I'm writing about my Mohawk ancestor Ots-Toch as part of Amy Crow's Challenge: 52 Ancestors in 52 Weeks . Ots-Toch was my 9th great-grandmother and I've written about her in my book on the Van Slyke family of New Netherland (New York).
After researching her extensively, I was able to obtain my Metis status in Ontario. Luckily she is written about in contemporary records and thus proving my Native American heritage was possible.
In 2009 I submitted DNA kits to different companies for both myself, my brother and my son. Our Native American ancestry was confirmed through DNA which was like icing on the cake.
My book The Van Slyke Family in America: A Genealogy of Cornelise Antonissen Van Slyke, 1604-1676 and his Mohawk Wife Ots-Toch, including the story of Jacques Hertel, 1603-1651, Father of Ots-Toch and Interpreter to Samuel de Champlain REVISED EDITION was published May 2010 and is out of print.
However a 3rd edition is now available. It contains 30+ years of research. "New Netherland Settlers Van Slyke Family: Cornelis Antonissen Van Slyke 1604-1676 & his French-Mohawk Wife Ots-Toch" 366 pages, over 1200 footnotes available on Amazon
Caveat: In the theories of Ots-Toch's heritage, please take the use of the word "princess" with a grain of salt.
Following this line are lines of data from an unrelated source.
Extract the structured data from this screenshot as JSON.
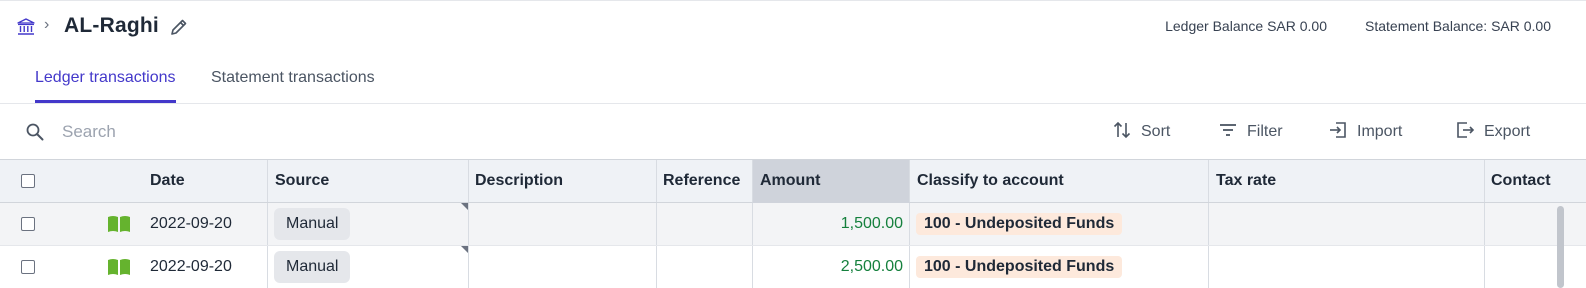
{
  "header": {
    "title": "AL-Raghi",
    "breadcrumb_separator": "›",
    "ledger_balance": "Ledger Balance SAR 0.00",
    "statement_balance": "Statement Balance: SAR 0.00"
  },
  "tabs": [
    {
      "label": "Ledger transactions",
      "active": true
    },
    {
      "label": "Statement transactions",
      "active": false
    }
  ],
  "toolbar": {
    "search_placeholder": "Search",
    "sort_label": "Sort",
    "filter_label": "Filter",
    "import_label": "Import",
    "export_label": "Export"
  },
  "table": {
    "columns": [
      "Date",
      "Source",
      "Description",
      "Reference",
      "Amount",
      "Classify to account",
      "Tax rate",
      "Contact"
    ],
    "rows": [
      {
        "date": "2022-09-20",
        "source": "Manual",
        "description": "",
        "reference": "",
        "amount": "1,500.00",
        "account": "100 - Undeposited Funds",
        "tax_rate": "",
        "contact": ""
      },
      {
        "date": "2022-09-20",
        "source": "Manual",
        "description": "",
        "reference": "",
        "amount": "2,500.00",
        "account": "100 - Undeposited Funds",
        "tax_rate": "",
        "contact": ""
      }
    ]
  },
  "colors": {
    "accent": "#4338ca",
    "amount_positive": "#15803d",
    "book_icon": "#65b32e",
    "account_badge_bg": "#fde9dc"
  },
  "icons": [
    "bank-icon",
    "pencil-icon",
    "search-icon",
    "sort-icon",
    "filter-icon",
    "import-icon",
    "export-icon",
    "book-icon"
  ]
}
It was common for 19th century writings to romanticize Native American women in particular, assigning daughter of a chief status to them.
There are two prevalent theories of Ots-Toch's heritage,
one that she was a full-blooded Mohawk of the Turtle Clan, the daughter of a Mohawk chief or Sachem. [FN 1] The second theory is that Ots-Toch was the daughter of a French man Jacques Hertel and a full-blooded Mohawk Princess.
Ots-Toch was in fact fathered by Jacques Hertel, a French interpretor to Samuel de Champlain. It is not known who her Mohawk mother was.
There were many original records pertaining to Ots-Toch. As an example here is one given in my book as found in land records of 1713 for Harmen Van Slyke, grandson of Ots-Toch.
Harmen was a Captain in a Schenectady Company in 1714 and an Indian trader in 1724. He received a grant of 300 morgens of land at Canajoharie NY from the Mohawks because
"his grandmother was a right Mohawk woman" and "his father born with us at Canajoharie".
His father was Jacques Cornelise, son of Ots-Toch, the half French, half Mohawk woman who married Cornelis Antonissen Van Slyke.
The deed was conveyed 12 Jan. 1713 and consisting of 2000 acres, stated:
"in consideration of ye love, good will and affection which we do bear toward our loving cozen and friend Capt. Harmon Van Slyke of Schenectady, aforesaid, whose grandmother was a right Mohawk squaw and his father born with us in the above said Kanajoree [Canajoharie].......it being his the said Harmen Van Slyke's by right of inheritance from his father"
Little is known of the wife of Cornelis Van Slyke although she was written of by the Dutch minister Jasper Dankaerts when he visited Schenectady and spoke with her son Jacques and daughter Hilletie.
Her name, Ots-Toch, is clouded in controversy, with some writing it as Alstock. One word in the Mohawk language which may provide a clue to her name is "Otsihsto" meaning "the stars". "Otsihsto" is pronounced so that the sound is similar to "Asistock". It must be remembered that her name was recorded phonetically from verbal accounts and it is possible that Otsihsto is the correct interpretation of Ots-Toch's name.
It is important that descendants understand that in my book I have chosen to use the name Ots-Toch as that has come down through history. Included in the book is my chapter discussing the loss of her through time and why I chose to use the name Ots-Toch to represent her.
The use of the word "Princess" would imply that Ots-Toch's mother was the daughter of the Sachem or chief of her tribe but I have found NO evidence to support this romantic version of her parentage.
According to Nelson Greene and other sources, Ots-Toch was "wild and savage like her mother". Ouida Blanthorn, in her genealogy of Cornelis Van Slyck and his descendants written 1973, states that Ots-Toch was a "half-French, half-Indian maiden of compelling grace and beauty, whose mother was a Mohawk princess [sic] and whose father, Jacques Hartell [sic] was a French trader."
Note: Greene and Blanthorn are not contemporary sources and as such must be treated cautiously as primary sources are sought to verify or disprove these statements.